I know, I know, it’s supposed to be pants week (which I’m extending into the week, because life happens). But my waistband interfacing still hasn’t come in the mail. Trust me, my dusty pink slacks are all ready to go once that bad boy finally shows up.
So I moved on to the final fabric, the dark gray poly. I had two more pants patterns ready to test, but wasn’t really feeling either of them for this fabric. And then I did laundry and realized I already own slacks in this exact color and fabric. Whoops.
So instead, I decided to make a killer skirt. I bought one everyday khaki skirt in the middle of summer, which quickly replaced any shorts of the same color. It just fit and looked so much better. Why not more skirts then?
I had this McCalls pattern, which has a fitted yoke and set in flounces which gave it some nice movement. And I had enough fabric, as skirts usually take less than pants. I only needed to buy a new zipper, as I prefer invisibles to lapped applications in my skirts.
McCalls pattern 6842
1.5-1.75 yards fabric
I started laying it out and quickly realized that the flounces were quarter circles, which is a lot fuller than I had anticipated. But cute, and I had enough, so why not. It sewed up remarkably quickly, in only an hour or so. I did end up almost completely backtracking to take it in a size, due to how stretchy the fabric was. Some construction notes:
Use matching serger thread. It’s a full skirt. If you don’t, everyone will see the crazy thread when you twirl. And trust me, you’ll want to twirl. I didn’t have any gray serger thread, but had 4 random almost matching gray spools I used instead.
The facing is quite short. I really wish it was as long as the first seam, so you didn’t have a line that sometimes shows through. It was curved slightly differently, and I could tell it was cut a hair smaller to hold the waist in, or I would have just cut a facing from the skirt pattern. Maybe next time I would draft one with the same curve as the facing, but the length of the design line so they could be finished together.
Invisible zippers: I set mine differently than most commercial patterns do. I worked in alterations for a crazy long time, and after having to reset a few of them, figured out how factories set them in for a much cleaner result.
First, roll and press the tape open. Next, do NOT sew the seam shut beneath the zipper. Every pattern everywhere will tell you to sew it shut. DON’T. Instead, lay the zipper tape as you normally would, right sides together. Place the top of the stop 3/4″ below your cut edge, and unzip the pull down to the bottom. Pin in place so the tape doesn’t slide and the fabric doesn’t stretch on you. Stitch using a zipper foot, keeping the tape unrolled and stitching close to the teeth. Zip the pull back up to the top, and mark the other piece of fabric where you want the other tape to start and stop so it will match. Repeat pinning and stitching on that side.
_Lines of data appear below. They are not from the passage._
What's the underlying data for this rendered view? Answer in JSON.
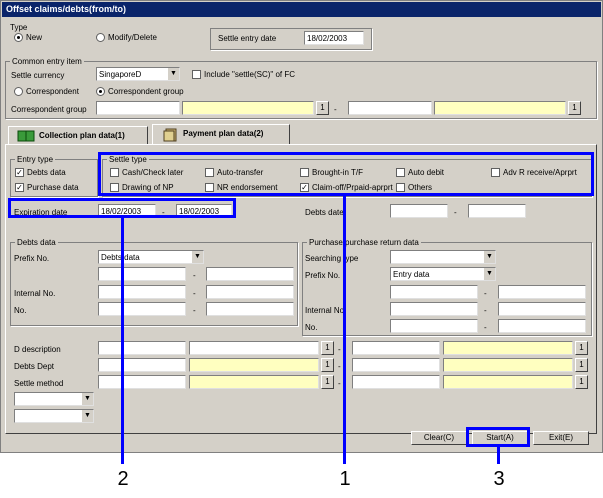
{
  "window": {
    "title": "Offset claims/debts(from/to)",
    "title_color": "#0a246a"
  },
  "type": {
    "title": "Type",
    "new": "New",
    "modify": "Modify/Delete",
    "settle_entry_label": "Settle entry date",
    "settle_entry_value": "18/02/2003"
  },
  "common": {
    "title": "Common entry item",
    "currency_label": "Settle currency",
    "currency_value": "SingaporeD",
    "include_fc": "Include \"settle(SC)\" of FC",
    "correspondent": "Correspondent",
    "correspondent_group": "Correspondent group",
    "group_label": "Correspondent group",
    "btn_1": "1",
    "dash": "-"
  },
  "tabs": {
    "collection": "Collection plan data(1)",
    "payment": "Payment plan data(2)"
  },
  "entry_type": {
    "title": "Entry type",
    "debts": "Debts data",
    "purchase": "Purchase data"
  },
  "settle_type": {
    "title": "Settle type",
    "items": [
      "Cash/Check later",
      "Auto-transfer",
      "Brought-in T/F",
      "Auto debit",
      "Adv R receive/Aprprt",
      "Drawing of NP",
      "NR endorsement",
      "Claim-off/Prpaid-aprprt",
      "Others"
    ]
  },
  "expiration": {
    "label": "Expiration date",
    "from": "18/02/2003",
    "to": "18/02/2003"
  },
  "debts_date": {
    "label": "Debts date"
  },
  "debts_data": {
    "title": "Debts data",
    "prefix_label": "Prefix No.",
    "prefix_value": "Debts data",
    "internal_label": "Internal No.",
    "no_label": "No."
  },
  "purchase_return": {
    "title": "Purchase/purchase return data",
    "search_label": "Searching type",
    "prefix_label": "Prefix No.",
    "prefix_value": "Entry data",
    "internal_label": "Internal No.",
    "no_label": "No."
  },
  "bottom": {
    "d_description": "D description",
    "debts_dept": "Debts Dept",
    "settle_method": "Settle method"
  },
  "buttons": {
    "clear": "Clear(C)",
    "start": "Start(A)",
    "exit": "Exit(E)"
  },
  "callouts": {
    "n1": "1",
    "n2": "2",
    "n3": "3",
    "color": "#0000ff"
  }
}
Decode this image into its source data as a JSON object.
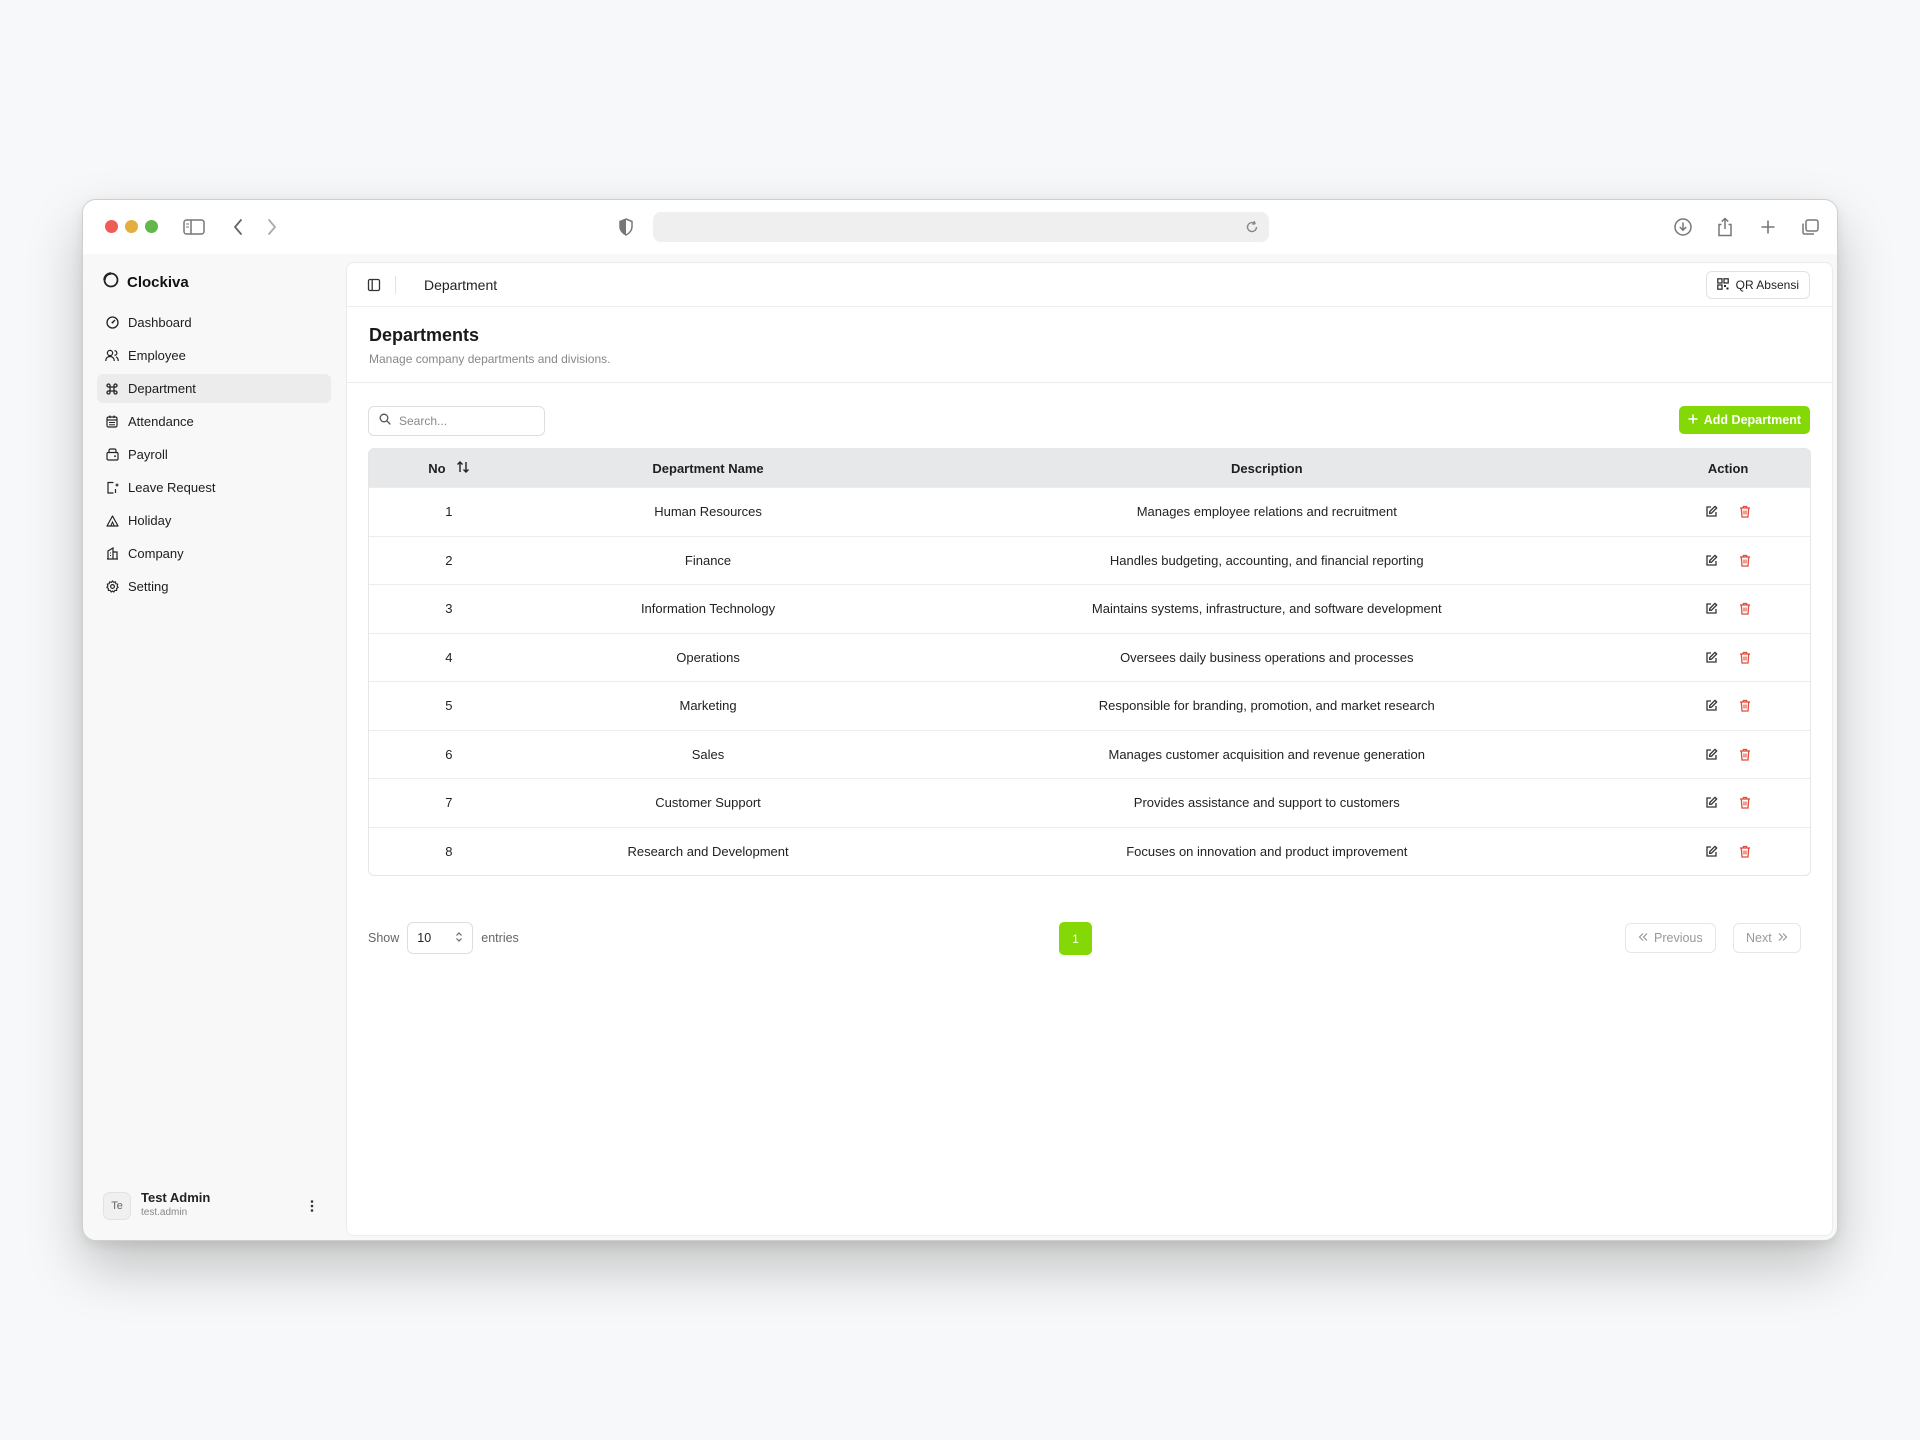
{
  "browser": {
    "url": ""
  },
  "sidebar": {
    "brand": "Clockiva",
    "items": [
      {
        "label": "Dashboard",
        "icon": "gauge-icon"
      },
      {
        "label": "Employee",
        "icon": "users-icon"
      },
      {
        "label": "Department",
        "icon": "command-icon",
        "active": true
      },
      {
        "label": "Attendance",
        "icon": "calendar-icon"
      },
      {
        "label": "Payroll",
        "icon": "wallet-icon"
      },
      {
        "label": "Leave Request",
        "icon": "door-icon"
      },
      {
        "label": "Holiday",
        "icon": "tent-icon"
      },
      {
        "label": "Company",
        "icon": "building-icon"
      },
      {
        "label": "Setting",
        "icon": "gear-icon"
      }
    ],
    "user": {
      "initials": "Te",
      "name": "Test Admin",
      "handle": "test.admin"
    }
  },
  "header": {
    "breadcrumb": "Department",
    "qr_button": "QR Absensi"
  },
  "page": {
    "title": "Departments",
    "subtitle": "Manage company departments and divisions."
  },
  "toolbar": {
    "search_placeholder": "Search...",
    "add_button": "Add Department"
  },
  "table": {
    "columns": {
      "no": "No",
      "name": "Department Name",
      "description": "Description",
      "action": "Action"
    },
    "rows": [
      {
        "no": "1",
        "name": "Human Resources",
        "description": "Manages employee relations and recruitment"
      },
      {
        "no": "2",
        "name": "Finance",
        "description": "Handles budgeting, accounting, and financial reporting"
      },
      {
        "no": "3",
        "name": "Information Technology",
        "description": "Maintains systems, infrastructure, and software development"
      },
      {
        "no": "4",
        "name": "Operations",
        "description": "Oversees daily business operations and processes"
      },
      {
        "no": "5",
        "name": "Marketing",
        "description": "Responsible for branding, promotion, and market research"
      },
      {
        "no": "6",
        "name": "Sales",
        "description": "Manages customer acquisition and revenue generation"
      },
      {
        "no": "7",
        "name": "Customer Support",
        "description": "Provides assistance and support to customers"
      },
      {
        "no": "8",
        "name": "Research and Development",
        "description": "Focuses on innovation and product improvement"
      }
    ]
  },
  "pagination": {
    "show_label": "Show",
    "page_size": "10",
    "entries_label": "entries",
    "current_page": "1",
    "previous": "Previous",
    "next": "Next"
  },
  "colors": {
    "accent": "#84d806",
    "delete": "#e24b3b"
  }
}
Zip the zipper up. Now pin the rest of the fabric together below the zipper. When you stitch the seam and get to the stitching, keep using your zipper foot and stitch for a few stitches next to the zipper stitching. Do not make the stitch lines meet. This allows for the fabric to roll nicely and gives the breath of space needed to make the bottom of the zipper and the seam below look flawless. Open up the seams and press lightly; don’t clamp this down into place. The key to invisible zippers is to let the fabric roll and not hard crease.
Then for the part that makes a huge difference. You’ll have a facing or waistband to set. Your pattern will tell you to stitch across the top of the zipper. Don’t do that yet. Instead, sew the side of the facing to the zipper tape first. Offset it by 1/4″ so it’s sticking out, and stitch 1/8″ or so away from your first zipper stitching. Press it to the side. Then you can pin the top edges together, pushing the zipper tape into the corner and allowing the seam allowances to all come away from the edge. Now when you stitch across the top, you won’t have a crazy amount of excess bulk to trim away and try to fold out of the way to get your facing to back off of the seam. This is so hard to verbalize, but trust me, follow the pictures, do it once, and be amazed. Before you grade and understitch the top edge, do poke it open and check to make sure the tops of your zipper sides are aligned. If not, just stitch the waist seam a little bit again to take off a too high corner until it matches.
Hemming. Since it is almost a full circle, you’ve gotta let it hang for a few days once the skirt is made. More if you’re using a fabric that doesn’t have a lot of snap back. The bias grain pieces will grow crazy amounts, and the hem will look wonky if you don’t just sit on your hands and let your fabric do its thing. It’s also a really crazy curved hem, so I do a double roll. But again I use a different technique than most, so maybe a separate post on that…
And done! This is seriously comfy, and did I mention washable? I wish I’d had it for all of September. It makes Tshirts look classy. I made the long version so I can play on the ground with my kiddos and not worry about coverage, and I think the longer length lends itself equally well to ballet flats, heels, and tall fall boots. So happy with this pattern, and yay for skirts!
Love from Wisco,